If called with one input and two output arguments, min also returns the first index of the minimum value(s). Thus,

 [x, ix] = min ([1, 3, 0, 2, 0]) ⇒ x = 0 ix = 3

Loadable Function: [w, iw] = cummax (x)

Return the cumulative maximum values along dimension dim. If dim is unspecified it defaults to column-wise operation. For example,

 cummax ([1 3 2 6 4 5]) ⇒ 1 3 3 6 6 6

The call

 [w, iw] = cummax (x, dim)

is equivalent to the following code:

 w = iw = zeros (size (x)); idxw = idxx = repmat ({':'}, 1, ndims (x)); for i = 1:size (x, dim) idxw{dim} = i; idxx{dim} = 1:i; [w(idxw{:}), iw(idxw{:})] = max(x(idxx{:}), [], dim); endfor

but computed in a much faster manner.

Loadable Function: [w, iw] = cummin (x)

Return the cumulative minimum values along dimension dim. If dim is unspecified it defaults to column-wise operation. For example,

 cummin ([5 4 6 2 3 1]) ⇒ 5 4 4 2 2 1

The call

 [w, iw] = cummin (x, dim)

is equivalent to the following code:

 w = iw = zeros (size (x)); idxw = idxx = repmat ({':'}, 1, ndims (x)); for i = 1:size (x, dim) idxw{dim} = i; idxx{dim} = 1:i; [w(idxw{:}), iw(idxw{:})] = min(x(idxx{:}), [], dim); endfor

but computed in a much faster manner.

Mapping Function: mod (x, y)

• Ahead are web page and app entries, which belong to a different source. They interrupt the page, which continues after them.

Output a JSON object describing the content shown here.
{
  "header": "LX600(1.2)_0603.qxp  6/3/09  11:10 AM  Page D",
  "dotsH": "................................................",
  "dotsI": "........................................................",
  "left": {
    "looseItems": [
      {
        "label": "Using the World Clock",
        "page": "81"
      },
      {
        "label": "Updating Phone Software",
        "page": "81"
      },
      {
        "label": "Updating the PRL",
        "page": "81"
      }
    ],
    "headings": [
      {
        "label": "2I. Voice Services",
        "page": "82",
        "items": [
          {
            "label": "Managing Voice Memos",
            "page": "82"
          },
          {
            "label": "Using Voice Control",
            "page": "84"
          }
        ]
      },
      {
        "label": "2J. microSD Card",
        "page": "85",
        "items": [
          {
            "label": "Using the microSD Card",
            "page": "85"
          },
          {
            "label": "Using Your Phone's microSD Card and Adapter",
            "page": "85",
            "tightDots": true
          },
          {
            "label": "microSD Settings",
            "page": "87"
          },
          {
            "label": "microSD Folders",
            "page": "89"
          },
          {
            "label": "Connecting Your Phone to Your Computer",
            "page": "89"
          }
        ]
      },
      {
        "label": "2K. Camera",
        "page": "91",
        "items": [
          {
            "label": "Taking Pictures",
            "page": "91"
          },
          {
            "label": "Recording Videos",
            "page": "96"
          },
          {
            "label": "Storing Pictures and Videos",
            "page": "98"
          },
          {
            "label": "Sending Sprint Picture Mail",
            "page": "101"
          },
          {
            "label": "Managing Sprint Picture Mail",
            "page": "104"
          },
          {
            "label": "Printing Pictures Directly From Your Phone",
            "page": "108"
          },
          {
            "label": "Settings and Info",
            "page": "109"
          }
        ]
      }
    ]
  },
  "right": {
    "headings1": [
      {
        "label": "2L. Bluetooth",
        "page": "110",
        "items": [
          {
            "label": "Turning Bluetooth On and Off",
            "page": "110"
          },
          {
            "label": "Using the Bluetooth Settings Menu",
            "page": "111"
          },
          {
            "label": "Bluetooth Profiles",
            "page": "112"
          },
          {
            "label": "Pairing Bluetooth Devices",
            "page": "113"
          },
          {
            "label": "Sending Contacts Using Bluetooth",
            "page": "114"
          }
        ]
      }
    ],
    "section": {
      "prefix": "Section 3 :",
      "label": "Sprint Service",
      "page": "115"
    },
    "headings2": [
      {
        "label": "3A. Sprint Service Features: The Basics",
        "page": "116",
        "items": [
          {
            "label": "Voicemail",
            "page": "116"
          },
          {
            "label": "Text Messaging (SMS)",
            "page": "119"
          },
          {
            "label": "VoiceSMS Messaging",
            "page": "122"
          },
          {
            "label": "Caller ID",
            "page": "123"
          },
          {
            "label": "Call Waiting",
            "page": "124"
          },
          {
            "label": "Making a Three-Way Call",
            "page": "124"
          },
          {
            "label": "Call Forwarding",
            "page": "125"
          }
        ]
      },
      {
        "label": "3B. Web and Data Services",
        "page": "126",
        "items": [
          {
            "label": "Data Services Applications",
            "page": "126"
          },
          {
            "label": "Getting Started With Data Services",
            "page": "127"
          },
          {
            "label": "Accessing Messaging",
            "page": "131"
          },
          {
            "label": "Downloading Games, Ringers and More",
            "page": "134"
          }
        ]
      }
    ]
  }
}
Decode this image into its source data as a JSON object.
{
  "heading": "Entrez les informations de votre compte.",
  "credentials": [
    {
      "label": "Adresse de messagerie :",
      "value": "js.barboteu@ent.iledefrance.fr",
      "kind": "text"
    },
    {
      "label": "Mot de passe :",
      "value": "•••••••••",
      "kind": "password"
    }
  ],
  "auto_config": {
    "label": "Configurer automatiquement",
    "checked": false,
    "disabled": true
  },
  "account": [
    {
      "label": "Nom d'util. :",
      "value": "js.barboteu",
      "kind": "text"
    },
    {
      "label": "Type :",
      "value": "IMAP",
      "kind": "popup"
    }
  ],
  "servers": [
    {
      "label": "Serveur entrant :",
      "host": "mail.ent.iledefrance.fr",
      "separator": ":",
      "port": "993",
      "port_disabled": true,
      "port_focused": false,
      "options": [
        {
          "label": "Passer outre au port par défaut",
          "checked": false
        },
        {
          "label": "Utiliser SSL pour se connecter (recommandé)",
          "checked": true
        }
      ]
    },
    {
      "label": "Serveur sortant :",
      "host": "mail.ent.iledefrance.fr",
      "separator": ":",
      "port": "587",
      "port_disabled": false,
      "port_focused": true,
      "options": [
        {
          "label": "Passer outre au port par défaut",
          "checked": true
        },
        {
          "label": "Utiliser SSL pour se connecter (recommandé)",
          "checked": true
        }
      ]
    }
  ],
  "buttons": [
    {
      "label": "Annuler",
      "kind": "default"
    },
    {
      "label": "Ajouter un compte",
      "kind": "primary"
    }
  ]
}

Compute the modulo of x and y. Conceptually this is given by

 x - y .* floor (x ./ y)

and is written such that the correct modulus is returned for integer types. This function handles negative values correctly. That is, mod (-1, 3) is 2, not -1, as rem (-1, 3) returns. mod (x, 0) returns x.

An error results if the dimensions of the arguments do not agree, or if either of the arguments is complex.

Function File: primes (n)

Return all primes up to n.

The algorithm used is the Sieve of Erastothenes.

Note that if you need a specific number of primes you can use the fact the distance from one prime to the next is, on average, proportional to the logarithm of the prime. Integrating, one finds that there are about k primes less than k*log(5*k).

Mapping Function: rem (x, y)

Return the remainder of the division x / y, computed using the expression

 x - y .* fix (x ./ y)

An error message is printed if the dimensions of the arguments do not agree, or if either of the arguments is complex.

Mapping Function: round (x)

Return the integer nearest to x. If x is complex, return round (real (x)) + round (imag (x)) * I.

 round ([-2.7, 2.7]) ⇒ -3 3

Mapping Function: roundb (x)

Return the integer nearest to x. If there are two nearest integers, return the even one (banker's rounding). If x is complex, return roundb (real (x)) + roundb (imag (x)) * I.